The PTM has all the hallmarks of "real" science, using either a scientists' definition or that of the Daubert Court. From a scientist's perspective, it is a functional paradigm, serving as a working model. The practitioners in the field are engaged in "clean-up," for example, deciding which acceleration factor best fits observed data. Under the Daubert test, the PTM will assist the trier of fact, has been subjected to peer review (unlike the major critique), and has acceptable rates of error and general acceptance. Testifying experts may disagree as to which acceleration factor to use, but that is merely ...


Crying Wolf Or An Excited Utterance - Allowing Reexcited Statements To Qualify Under The Excited Utterance Exception, Jone Tran Jan 2004

Crying Wolf Or An Excited Utterance - Allowing Reexcited Statements To Qualify Under The Excited Utterance Exception, Jone Tran

Cleveland State Law Review

It is clear that the reexcitement analysis has both benefits and detriments. Reexcitement may be a basis for admission of evidence in cases where the danger of influencing during the calm period is somehow obviated-as in the recent Crawford opinion. Because of the heightened danger of undue influence in reexcitement cases, the courts should require corroborating evidence that the declarant did not confide in anyone during the intervening period of calm, to reduce the chance of outside pressures and influences. Congress should provide an amendment to the Federal Rules of Evidence expressly allowing for reexcitement, but also requiring either physical ...


Lingering Questions Of A Supreme Court Decision: The Confines Of The Psychotherapist-Patient Privilege, Jennifer L. Odrobina Jan 2004

Lingering Questions Of A Supreme Court Decision: The Confines Of The Psychotherapist-Patient Privilege, Jennifer L. Odrobina

Cleveland State Law Review

The United States Supreme Court "in light of [its] reason and experience"' has recognized a psychotherapist-patient privilege. The Court has, however, left lingering questions for the lower courts to determine regarding possible exceptions to the privilege. The lower courts have used their own reason and experience to develop exceptions to the privilege. Such exceptions include the crime-fraud exception, waiver exception, and the dangerous-patient exception. Inevitably other exceptions will follow.

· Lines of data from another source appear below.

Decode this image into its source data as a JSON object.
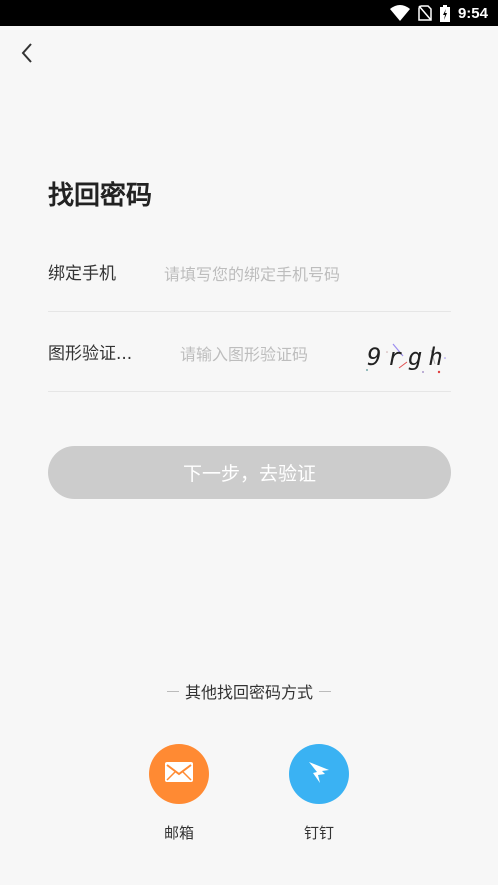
{
  "status_bar": {
    "time": "9:54"
  },
  "title": "找回密码",
  "form": {
    "phone": {
      "label": "绑定手机",
      "placeholder": "请填写您的绑定手机号码"
    },
    "captcha": {
      "label": "图形验证...",
      "placeholder": "请输入图形验证码",
      "code": "9rgh"
    }
  },
  "next_button": "下一步，去验证",
  "other_methods": {
    "title": "其他找回密码方式",
    "email": "邮箱",
    "dingtalk": "钉钉"
  },
  "colors": {
    "email": "#ff8a33",
    "dingtalk": "#3ab2f3",
    "button_disabled": "#cccccc"
  },
  "icons": [
    "wifi-icon",
    "no-sim-icon",
    "battery-icon",
    "back-arrow-icon",
    "envelope-icon",
    "dingtalk-icon"
  ]
}
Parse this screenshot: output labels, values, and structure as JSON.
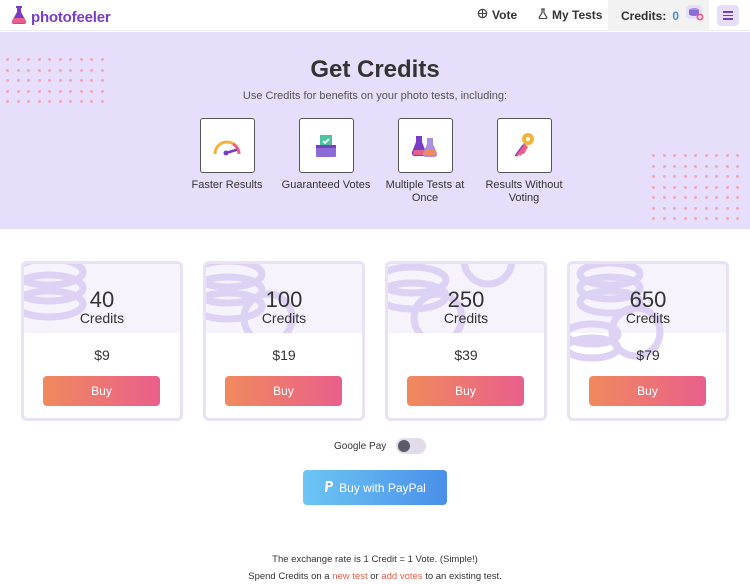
{
  "header": {
    "brand": "photofeeler",
    "nav_vote": "Vote",
    "nav_tests": "My Tests",
    "credits_label": "Credits:",
    "credits_count": "0"
  },
  "hero": {
    "title": "Get Credits",
    "subtitle": "Use Credits for benefits on your photo tests, including:",
    "benefits": [
      {
        "label": "Faster Results",
        "icon": "speedometer-icon"
      },
      {
        "label": "Guaranteed Votes",
        "icon": "ballot-box-icon"
      },
      {
        "label": "Multiple Tests at Once",
        "icon": "flasks-icon"
      },
      {
        "label": "Results Without Voting",
        "icon": "key-icon"
      }
    ]
  },
  "packages": [
    {
      "amount": "40",
      "unit": "Credits",
      "price": "$9",
      "buy": "Buy"
    },
    {
      "amount": "100",
      "unit": "Credits",
      "price": "$19",
      "buy": "Buy"
    },
    {
      "amount": "250",
      "unit": "Credits",
      "price": "$39",
      "buy": "Buy"
    },
    {
      "amount": "650",
      "unit": "Credits",
      "price": "$79",
      "buy": "Buy"
    }
  ],
  "google_pay": {
    "label": "Google Pay",
    "enabled": false
  },
  "paypal": {
    "label": "Buy with PayPal"
  },
  "footer": {
    "exchange": "The exchange rate is 1 Credit = 1 Vote. (Simple!)",
    "spend_prefix": "Spend Credits on a",
    "new_test": "new test",
    "or": "or",
    "add_votes": "add votes",
    "spend_suffix": "to an existing test."
  },
  "colors": {
    "brand": "#7a3cc4",
    "hero_bg": "#e6defa",
    "buy_gradient_start": "#f08a5d",
    "buy_gradient_end": "#e95f8c",
    "paypal_gradient_start": "#6dc6f5",
    "paypal_gradient_end": "#4a8fe8",
    "link": "#e8604c"
  }
}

The Supreme Court should recognize a dangerous patient exception to the psychotherapist-patient privilege to allow a psychotherapist to testify in court when there is "a serious threat of harm to the ...


Use Of Secret Evidence By Government Lawyers: Balancing Defendants' Rights With National Security Concerns, Tracy L. Conn Jan 2004

Use Of Secret Evidence By Government Lawyers: Balancing Defendants' Rights With National Security Concerns, Tracy L. Conn

Cleveland State Law Review

The ability to use secret evidence in trials involving national security matters is an extremely controversial power of the government lawyer. Although the use of secret evidence was a divisive issue before September 11, 2001, the terrorist attacks that day sparked the passage of new legislation that increased the power of the government lawyer to use classified evidence. By examining the cases involving secret evidence both before and after September 11, in particular the case of Zacarias Moussaoui, it becomes apparent that what is at stake is the appropriate balance between national security concerns and the constitutional rights of defendants ...